Description of the task
Report all lines from the entries below in which "JSON" appears.

Component data from apps and pages

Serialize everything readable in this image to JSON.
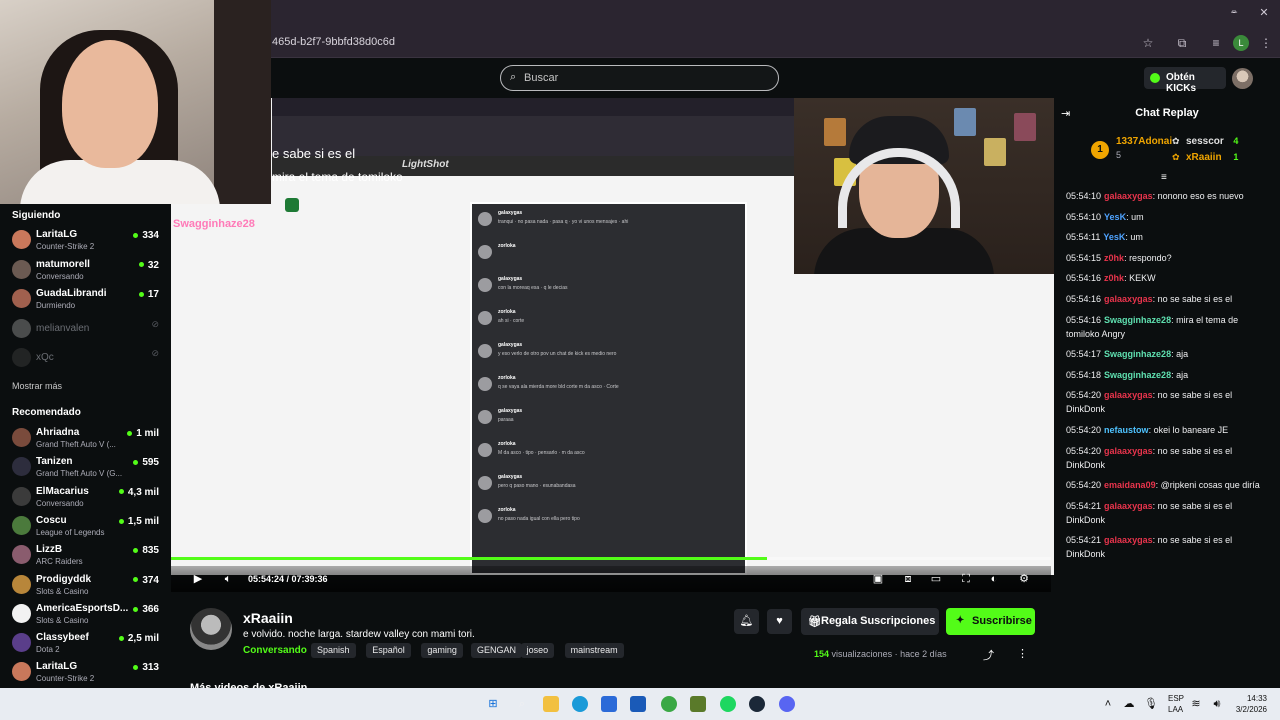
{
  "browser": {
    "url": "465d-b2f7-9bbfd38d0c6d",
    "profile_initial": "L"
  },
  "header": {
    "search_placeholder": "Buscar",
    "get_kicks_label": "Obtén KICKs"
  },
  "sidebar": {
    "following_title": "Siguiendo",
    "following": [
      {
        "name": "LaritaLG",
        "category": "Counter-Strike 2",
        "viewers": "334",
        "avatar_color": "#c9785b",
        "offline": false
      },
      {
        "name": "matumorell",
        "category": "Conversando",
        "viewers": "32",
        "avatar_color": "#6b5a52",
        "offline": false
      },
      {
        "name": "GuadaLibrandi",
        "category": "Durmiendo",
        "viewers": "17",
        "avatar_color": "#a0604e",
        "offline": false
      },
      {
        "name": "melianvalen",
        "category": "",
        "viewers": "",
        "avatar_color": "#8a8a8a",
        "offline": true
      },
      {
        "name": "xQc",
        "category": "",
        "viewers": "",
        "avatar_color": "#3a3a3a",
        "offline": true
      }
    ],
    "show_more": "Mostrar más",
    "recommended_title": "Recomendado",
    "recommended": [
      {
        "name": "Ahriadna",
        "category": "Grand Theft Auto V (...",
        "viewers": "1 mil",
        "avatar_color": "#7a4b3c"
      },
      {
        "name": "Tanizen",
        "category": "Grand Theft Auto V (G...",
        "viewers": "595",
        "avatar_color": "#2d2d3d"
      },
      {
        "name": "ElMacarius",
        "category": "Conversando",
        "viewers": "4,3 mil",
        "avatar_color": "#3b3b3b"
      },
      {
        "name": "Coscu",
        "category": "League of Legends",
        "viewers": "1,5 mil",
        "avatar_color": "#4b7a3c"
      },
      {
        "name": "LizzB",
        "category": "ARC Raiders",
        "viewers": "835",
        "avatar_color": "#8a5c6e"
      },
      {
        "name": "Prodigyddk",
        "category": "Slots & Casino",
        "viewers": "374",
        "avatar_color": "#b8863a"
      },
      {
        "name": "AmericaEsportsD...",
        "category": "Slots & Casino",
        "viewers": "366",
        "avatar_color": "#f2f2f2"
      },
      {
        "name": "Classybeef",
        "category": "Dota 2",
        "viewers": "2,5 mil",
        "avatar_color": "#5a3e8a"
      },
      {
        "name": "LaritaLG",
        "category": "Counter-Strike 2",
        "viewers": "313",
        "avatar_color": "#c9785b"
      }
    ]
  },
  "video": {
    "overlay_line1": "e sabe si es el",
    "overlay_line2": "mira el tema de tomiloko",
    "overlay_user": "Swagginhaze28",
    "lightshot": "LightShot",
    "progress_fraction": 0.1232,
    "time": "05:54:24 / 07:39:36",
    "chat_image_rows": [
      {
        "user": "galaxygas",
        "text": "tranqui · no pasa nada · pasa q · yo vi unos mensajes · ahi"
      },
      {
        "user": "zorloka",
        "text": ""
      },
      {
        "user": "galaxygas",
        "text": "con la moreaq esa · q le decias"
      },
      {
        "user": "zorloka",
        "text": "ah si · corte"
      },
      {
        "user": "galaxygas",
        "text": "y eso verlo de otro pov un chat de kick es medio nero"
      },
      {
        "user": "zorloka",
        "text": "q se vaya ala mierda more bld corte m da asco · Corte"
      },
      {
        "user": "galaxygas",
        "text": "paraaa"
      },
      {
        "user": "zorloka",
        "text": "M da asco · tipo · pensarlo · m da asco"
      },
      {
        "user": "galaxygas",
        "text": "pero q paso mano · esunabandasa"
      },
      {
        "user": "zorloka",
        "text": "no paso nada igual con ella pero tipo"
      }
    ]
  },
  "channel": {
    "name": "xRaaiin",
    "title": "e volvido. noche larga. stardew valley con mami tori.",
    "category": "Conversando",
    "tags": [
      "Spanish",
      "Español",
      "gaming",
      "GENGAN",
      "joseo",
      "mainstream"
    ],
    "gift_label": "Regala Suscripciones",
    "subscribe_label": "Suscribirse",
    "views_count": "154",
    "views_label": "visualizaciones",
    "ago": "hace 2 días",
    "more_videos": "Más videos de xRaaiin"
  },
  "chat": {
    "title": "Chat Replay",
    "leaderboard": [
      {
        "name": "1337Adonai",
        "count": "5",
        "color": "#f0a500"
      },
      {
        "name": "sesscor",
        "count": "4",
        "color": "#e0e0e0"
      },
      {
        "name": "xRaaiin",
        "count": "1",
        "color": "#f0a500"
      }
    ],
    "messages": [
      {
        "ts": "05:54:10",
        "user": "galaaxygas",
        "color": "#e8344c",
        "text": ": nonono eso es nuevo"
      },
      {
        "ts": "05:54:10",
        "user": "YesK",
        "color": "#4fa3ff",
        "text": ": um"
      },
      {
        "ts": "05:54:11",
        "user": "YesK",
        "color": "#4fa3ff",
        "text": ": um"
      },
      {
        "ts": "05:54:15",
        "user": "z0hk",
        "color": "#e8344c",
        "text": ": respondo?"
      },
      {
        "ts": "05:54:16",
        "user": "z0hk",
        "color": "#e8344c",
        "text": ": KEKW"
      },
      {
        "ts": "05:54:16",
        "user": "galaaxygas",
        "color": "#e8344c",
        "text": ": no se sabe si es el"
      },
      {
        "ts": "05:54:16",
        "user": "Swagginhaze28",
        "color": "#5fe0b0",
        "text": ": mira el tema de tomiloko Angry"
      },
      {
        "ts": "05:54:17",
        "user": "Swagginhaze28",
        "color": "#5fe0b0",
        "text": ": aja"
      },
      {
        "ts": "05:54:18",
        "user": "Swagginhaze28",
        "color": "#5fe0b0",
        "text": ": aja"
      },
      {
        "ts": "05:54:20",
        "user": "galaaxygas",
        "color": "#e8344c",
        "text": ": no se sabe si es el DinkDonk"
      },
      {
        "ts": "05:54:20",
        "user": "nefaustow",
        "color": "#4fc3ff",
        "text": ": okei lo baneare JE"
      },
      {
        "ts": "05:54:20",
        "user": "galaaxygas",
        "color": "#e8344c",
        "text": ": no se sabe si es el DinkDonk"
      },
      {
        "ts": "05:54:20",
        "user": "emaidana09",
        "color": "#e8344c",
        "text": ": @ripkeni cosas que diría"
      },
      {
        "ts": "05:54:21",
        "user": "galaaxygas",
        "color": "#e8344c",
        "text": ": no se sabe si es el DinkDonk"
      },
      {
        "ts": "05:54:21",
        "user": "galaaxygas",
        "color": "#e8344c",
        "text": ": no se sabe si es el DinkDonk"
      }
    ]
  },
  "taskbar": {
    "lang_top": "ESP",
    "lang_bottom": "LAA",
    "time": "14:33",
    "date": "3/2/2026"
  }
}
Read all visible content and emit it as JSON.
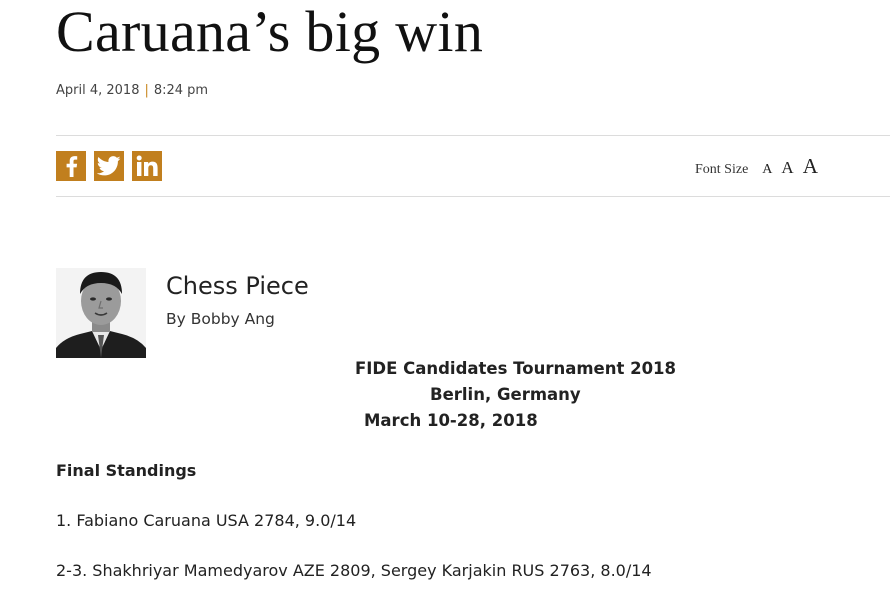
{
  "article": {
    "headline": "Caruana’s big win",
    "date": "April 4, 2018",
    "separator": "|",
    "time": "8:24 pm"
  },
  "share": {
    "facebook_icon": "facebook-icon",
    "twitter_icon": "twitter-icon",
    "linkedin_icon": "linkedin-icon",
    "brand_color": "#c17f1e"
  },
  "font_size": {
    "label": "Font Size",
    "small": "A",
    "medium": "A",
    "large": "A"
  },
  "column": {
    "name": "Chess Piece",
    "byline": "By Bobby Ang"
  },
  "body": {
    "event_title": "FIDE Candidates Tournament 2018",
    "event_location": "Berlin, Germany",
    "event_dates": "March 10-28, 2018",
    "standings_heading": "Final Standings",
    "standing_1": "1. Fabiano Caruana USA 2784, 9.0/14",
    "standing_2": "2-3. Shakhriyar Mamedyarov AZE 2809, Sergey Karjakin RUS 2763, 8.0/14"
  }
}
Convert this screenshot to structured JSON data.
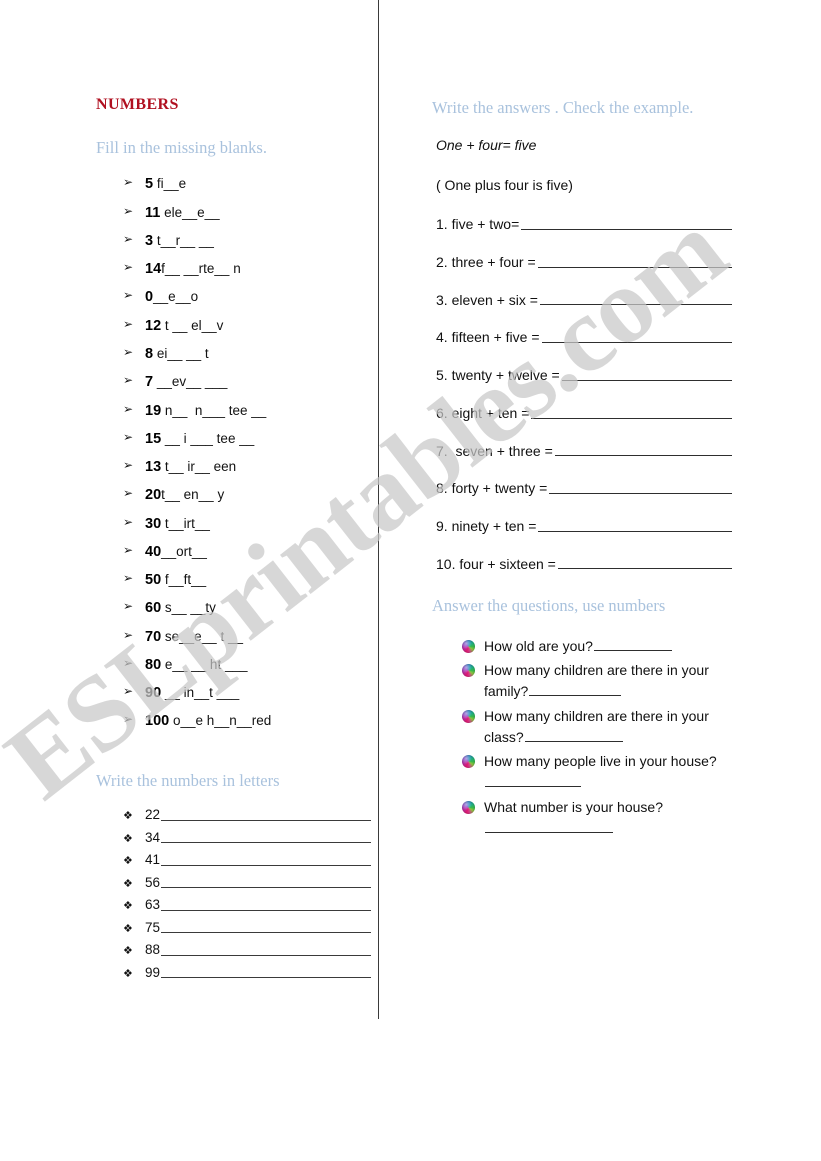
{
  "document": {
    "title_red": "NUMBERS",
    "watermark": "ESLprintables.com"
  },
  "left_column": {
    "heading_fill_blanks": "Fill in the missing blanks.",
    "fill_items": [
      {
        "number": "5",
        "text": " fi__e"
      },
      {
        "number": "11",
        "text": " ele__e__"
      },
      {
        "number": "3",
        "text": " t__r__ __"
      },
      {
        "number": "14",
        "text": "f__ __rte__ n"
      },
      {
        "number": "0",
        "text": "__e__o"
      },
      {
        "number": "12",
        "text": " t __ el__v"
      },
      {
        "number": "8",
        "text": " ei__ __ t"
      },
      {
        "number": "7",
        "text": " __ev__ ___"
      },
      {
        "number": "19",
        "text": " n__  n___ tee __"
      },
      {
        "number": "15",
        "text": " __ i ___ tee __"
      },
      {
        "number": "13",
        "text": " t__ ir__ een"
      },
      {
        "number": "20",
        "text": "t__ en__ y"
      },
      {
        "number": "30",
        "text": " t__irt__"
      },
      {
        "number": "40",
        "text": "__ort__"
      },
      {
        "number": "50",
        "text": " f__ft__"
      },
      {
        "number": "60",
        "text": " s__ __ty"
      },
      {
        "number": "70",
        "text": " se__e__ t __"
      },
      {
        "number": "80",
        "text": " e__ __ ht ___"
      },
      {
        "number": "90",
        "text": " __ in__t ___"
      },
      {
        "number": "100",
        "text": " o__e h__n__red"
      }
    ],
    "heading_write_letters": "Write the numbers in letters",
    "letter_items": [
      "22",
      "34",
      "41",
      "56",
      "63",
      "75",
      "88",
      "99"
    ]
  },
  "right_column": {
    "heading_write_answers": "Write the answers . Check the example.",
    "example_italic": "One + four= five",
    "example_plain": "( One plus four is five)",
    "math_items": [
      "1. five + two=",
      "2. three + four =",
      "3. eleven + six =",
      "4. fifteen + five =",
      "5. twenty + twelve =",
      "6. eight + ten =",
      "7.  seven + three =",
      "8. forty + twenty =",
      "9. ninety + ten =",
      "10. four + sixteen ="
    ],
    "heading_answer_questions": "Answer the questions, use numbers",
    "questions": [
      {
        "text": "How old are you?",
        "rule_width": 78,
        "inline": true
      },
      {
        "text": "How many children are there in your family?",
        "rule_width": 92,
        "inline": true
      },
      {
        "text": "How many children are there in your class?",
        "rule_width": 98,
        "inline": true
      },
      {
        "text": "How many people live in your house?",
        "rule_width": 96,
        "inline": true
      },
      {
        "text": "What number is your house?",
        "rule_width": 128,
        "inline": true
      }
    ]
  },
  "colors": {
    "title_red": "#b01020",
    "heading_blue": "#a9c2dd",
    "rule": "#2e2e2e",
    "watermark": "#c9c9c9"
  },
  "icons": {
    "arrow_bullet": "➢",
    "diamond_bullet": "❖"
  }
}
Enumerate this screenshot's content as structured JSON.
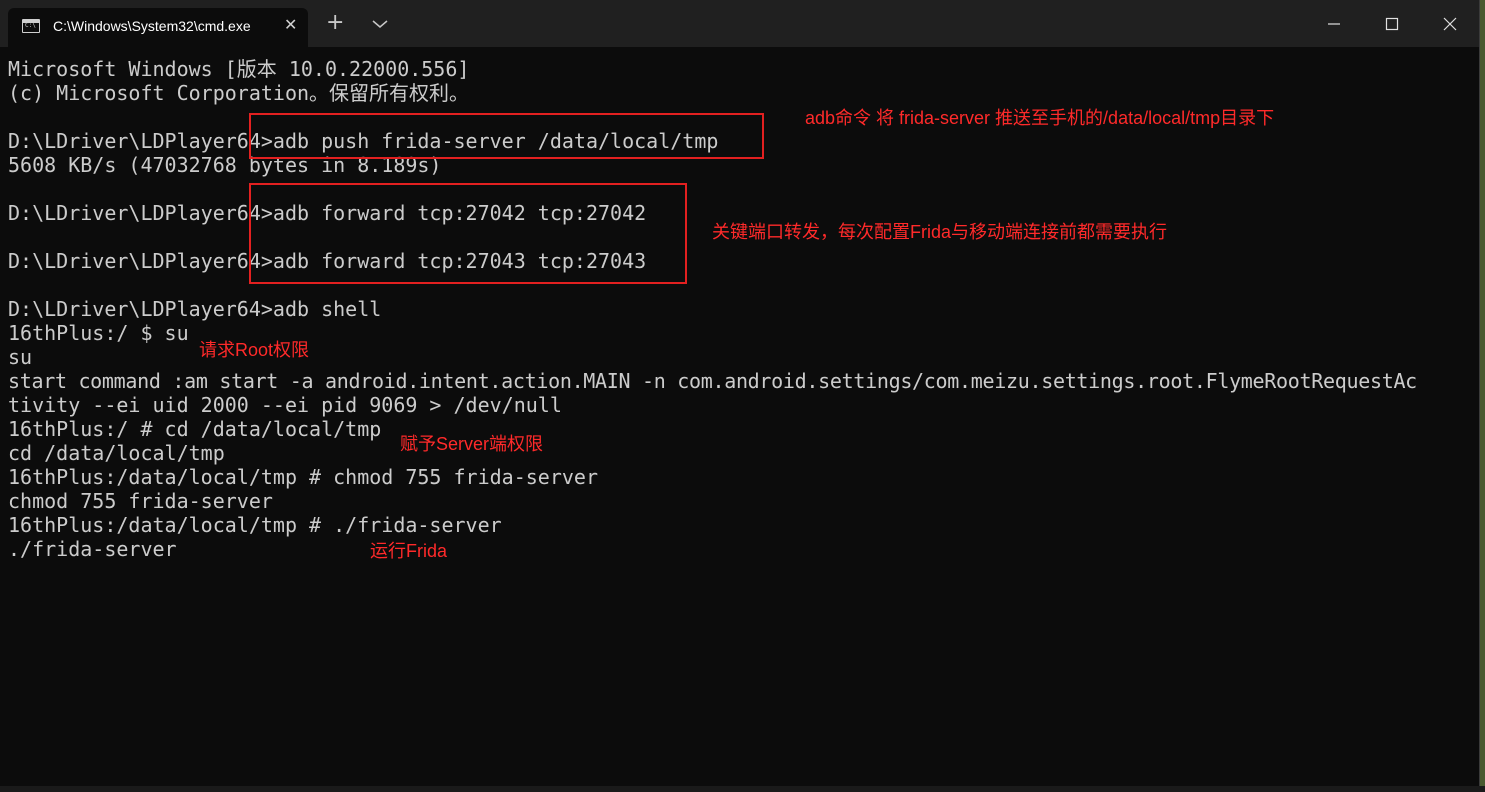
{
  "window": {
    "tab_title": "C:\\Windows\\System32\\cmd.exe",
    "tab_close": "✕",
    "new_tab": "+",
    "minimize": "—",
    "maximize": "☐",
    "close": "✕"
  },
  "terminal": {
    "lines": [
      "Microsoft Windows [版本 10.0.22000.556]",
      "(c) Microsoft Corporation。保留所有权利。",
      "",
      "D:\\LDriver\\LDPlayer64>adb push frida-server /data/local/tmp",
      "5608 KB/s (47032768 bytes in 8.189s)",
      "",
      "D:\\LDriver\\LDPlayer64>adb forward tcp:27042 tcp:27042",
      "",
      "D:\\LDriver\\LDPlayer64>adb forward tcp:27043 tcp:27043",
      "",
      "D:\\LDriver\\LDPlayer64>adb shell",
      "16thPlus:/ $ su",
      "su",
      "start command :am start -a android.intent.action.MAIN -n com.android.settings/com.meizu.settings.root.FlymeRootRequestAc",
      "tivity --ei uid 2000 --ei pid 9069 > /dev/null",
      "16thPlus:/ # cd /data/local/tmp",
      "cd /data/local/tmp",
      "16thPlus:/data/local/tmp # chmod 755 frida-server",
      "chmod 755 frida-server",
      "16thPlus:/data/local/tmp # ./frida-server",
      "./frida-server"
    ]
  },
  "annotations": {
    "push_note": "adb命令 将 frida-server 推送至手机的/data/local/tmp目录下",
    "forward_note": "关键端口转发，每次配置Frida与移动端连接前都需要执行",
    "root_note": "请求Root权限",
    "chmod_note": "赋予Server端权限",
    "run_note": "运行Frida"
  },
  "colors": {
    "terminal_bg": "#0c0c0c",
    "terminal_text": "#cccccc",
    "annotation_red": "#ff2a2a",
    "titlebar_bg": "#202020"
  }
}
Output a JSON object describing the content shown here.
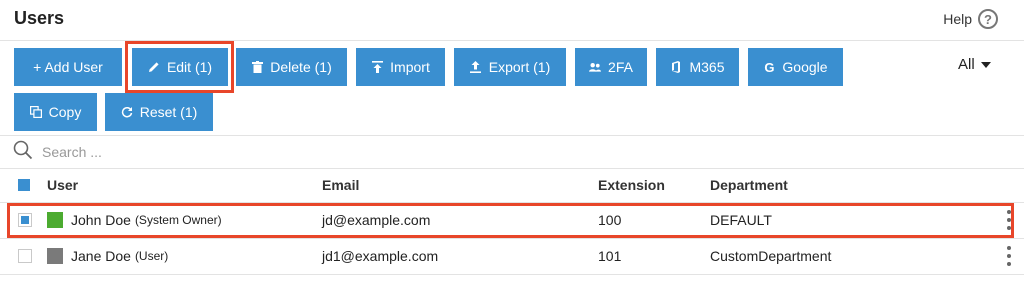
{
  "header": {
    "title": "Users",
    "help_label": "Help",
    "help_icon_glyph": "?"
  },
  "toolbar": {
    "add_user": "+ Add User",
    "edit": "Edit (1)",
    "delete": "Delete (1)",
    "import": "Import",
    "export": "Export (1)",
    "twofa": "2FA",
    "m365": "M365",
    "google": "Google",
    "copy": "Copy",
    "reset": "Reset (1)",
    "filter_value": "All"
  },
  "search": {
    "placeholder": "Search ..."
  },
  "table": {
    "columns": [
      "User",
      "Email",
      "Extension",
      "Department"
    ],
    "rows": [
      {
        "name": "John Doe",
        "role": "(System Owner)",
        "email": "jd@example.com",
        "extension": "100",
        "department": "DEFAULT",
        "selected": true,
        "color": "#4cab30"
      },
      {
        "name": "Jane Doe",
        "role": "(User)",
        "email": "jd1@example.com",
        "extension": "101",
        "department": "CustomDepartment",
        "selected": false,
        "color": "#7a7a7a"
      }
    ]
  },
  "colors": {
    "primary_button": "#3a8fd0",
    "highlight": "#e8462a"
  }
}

Answer to this task
Serialize everything readable in this image to JSON.
Read all visible content and emit it as JSON.
Convert this screenshot to structured JSON data.
Enumerate this screenshot's content as structured JSON.
Output a JSON object describing the content shown here.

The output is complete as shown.